James Ridzon

Protecting Big Island’s Land and Natural Resources

MARCH 2018

Unit 14 member James Ridzon never knows what his day will be like when he goes to work. And he wouldn’t want it any other way.

As a conservation and resources enforcement officer with the state Department of Land and Natural Resources (DLNR) on the Big Island, Ridzon could be responding to a hunting call in the mountains or doing shoreline checks in the ocean.

“We’re always doing something different,” says Ridzon, who is assigned to the North Hawaii district. “One day you can be doing bird hunting checks in the mountain and the next day we’re out on the boat, checking boaters or in the humpback whale sanctuary. Another day we can be on a trail hiking somewhere looking for a marijuana patch. There’s not really a typical day, which is why I like it.”

Part of DLNR’s Division of Conservation and Resources Enforcement (DOCARE), Hawaii’s conservation and resources enforcement officers, or game wardens, as they are commonly known, enforce all the rules and regulations under DLNR regarding hunting, fishing, boating, state parks and state lands in Hawaii as well as enforce the administrative rules. They have full police powers, too. Statewide there are more than 100 DOCARE officers and about 20 on the Big Island.

While Ridzon and his fellow conservation officers respond to calls or complaints, patrol areas and provide officer presence, they are proactive in their enforcement of regulations and in their protection of Hawaii’s land and natural resources. Like when hikers trespassed into Kohala Forest Reserve and the restricted Kohala watershed to access the “White Road” hiking trail, or when people are harassing turtles or fishing in enclosed areas. “In addition to protecting our natural resources, we’re here to keep people safe, promote safety and educate the public and community,” adds Ridzon.

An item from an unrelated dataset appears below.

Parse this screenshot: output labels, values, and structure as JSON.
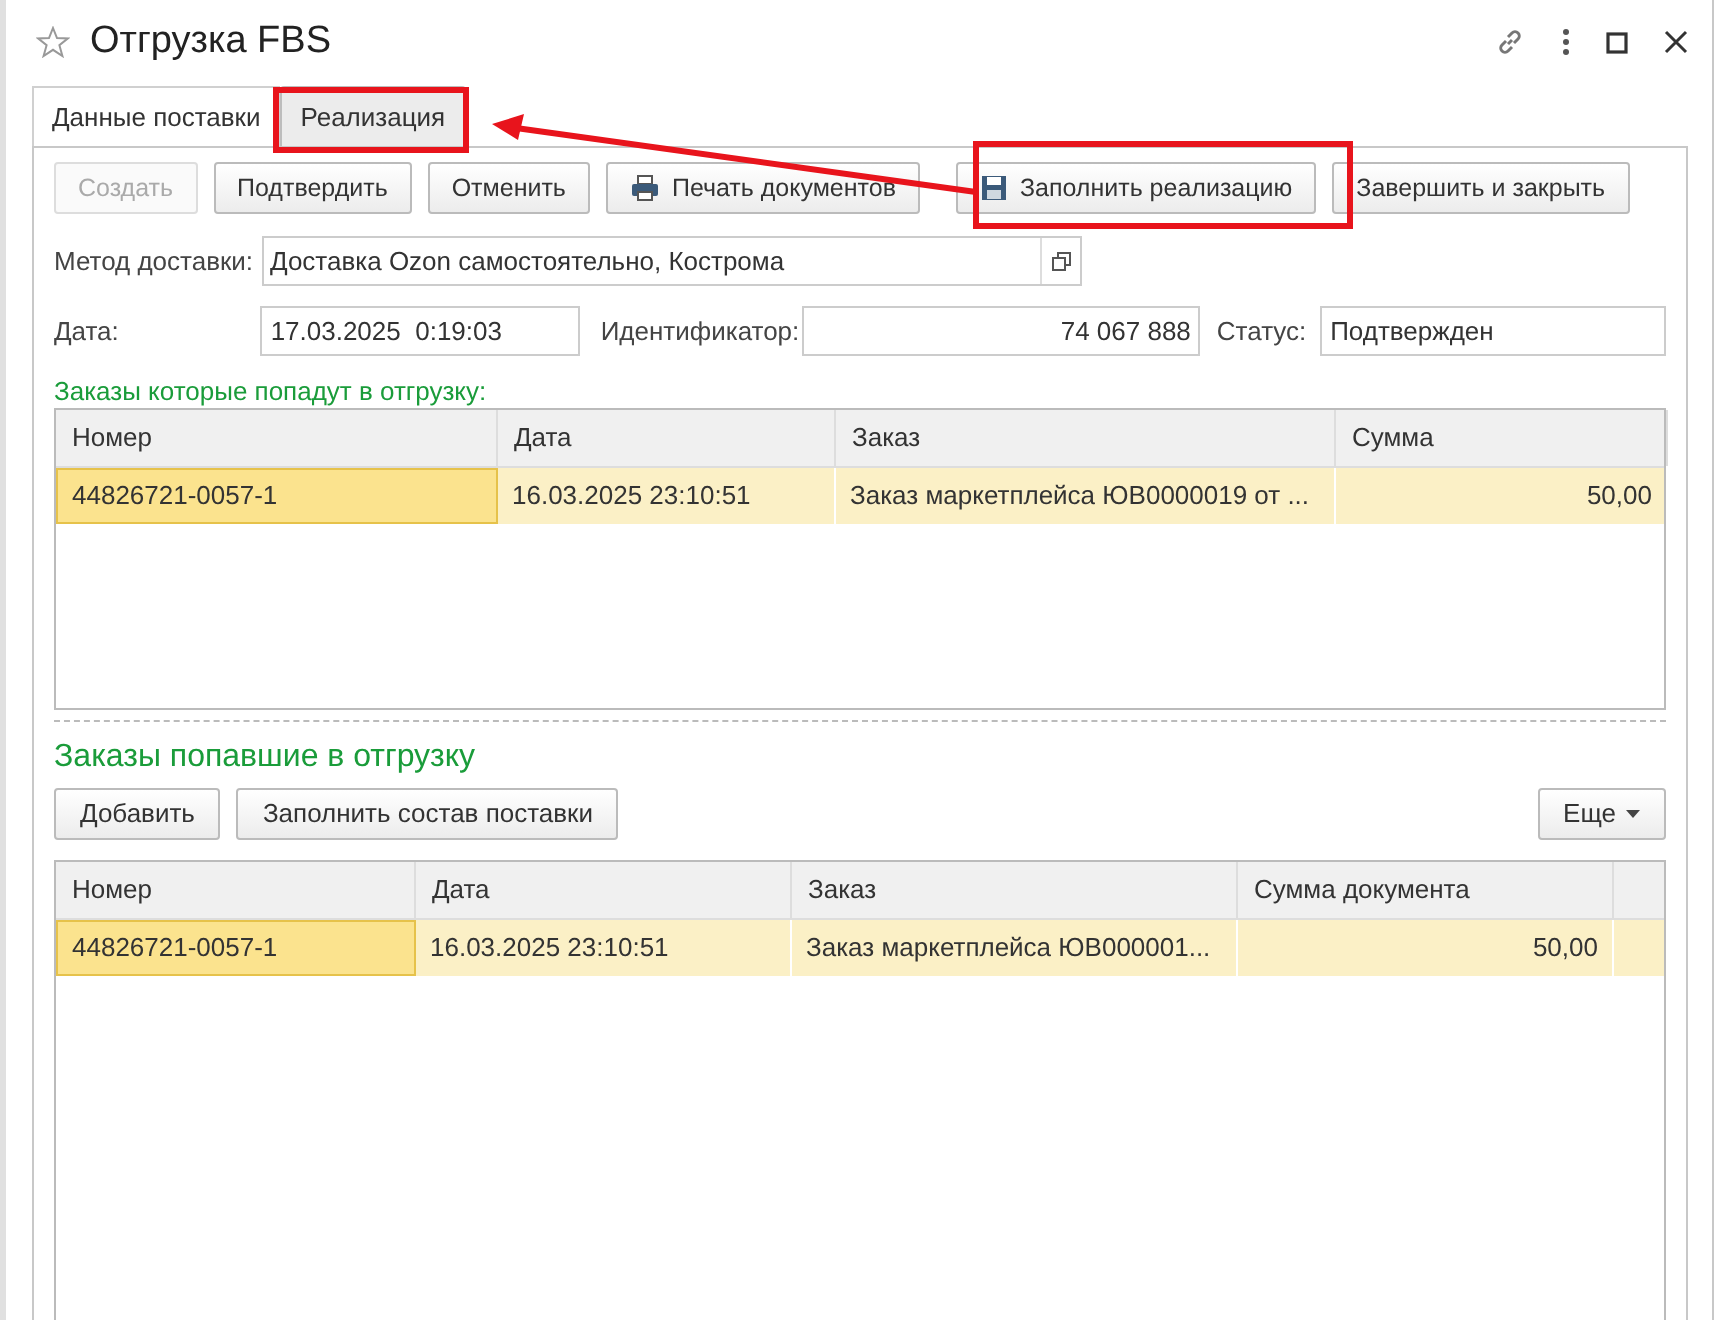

In 2017 Ridzon received the first-ever DLNR/DOCARE Officer of the Year award for being “an effective investigator and strong protector of Hawai‘i’s natural and cultural resources.” “There are a lot of good officers in the division so it was an honor to be selected Officer of the Year,” he says modestly. “I was recommended by my supervisor and my branch chief. It felt nice.”

It’s a recognition well-deserved for someone who is doing a job he always wanted to do. Originally from Connecticut, Ridzon was previously in the Air Force and was finishing up college (he has a degree in biology) before he came to Hawaii nearly 10 years ago. He had always wanted to be a police officer so this job combines that ambition along with his love for the outdoors. Hawaii, particularly the Big Island, appealed to him. “It seemed like a great place to work, the weather, diversity of everything,” he says. “It’s cool. You can be up in the mountain where there’s snow today and then go down to the ocean.”

He also enjoys meeting different people while working. “I like talking to the public and visitors, educating them about the island and our natural resources. That’s fun for me,” says Ridzon. “Plus, I’m working outside in nature.”

Ridzon values his job and the people he works with. “I work with a bunch of good guys in my district,” he acknowledges. “I have the freedom to kind of do what I want when I go to work. I’m not being told what to do every single day. I like that. I have a good supervisor who lets me get out and do my job, which is nice. And I can always rely on the guys I work with to back me up.”

Overall Ridzon says his career as a conservation officer has been ideal. “It’s challenging but a unique, rewarding experience too.”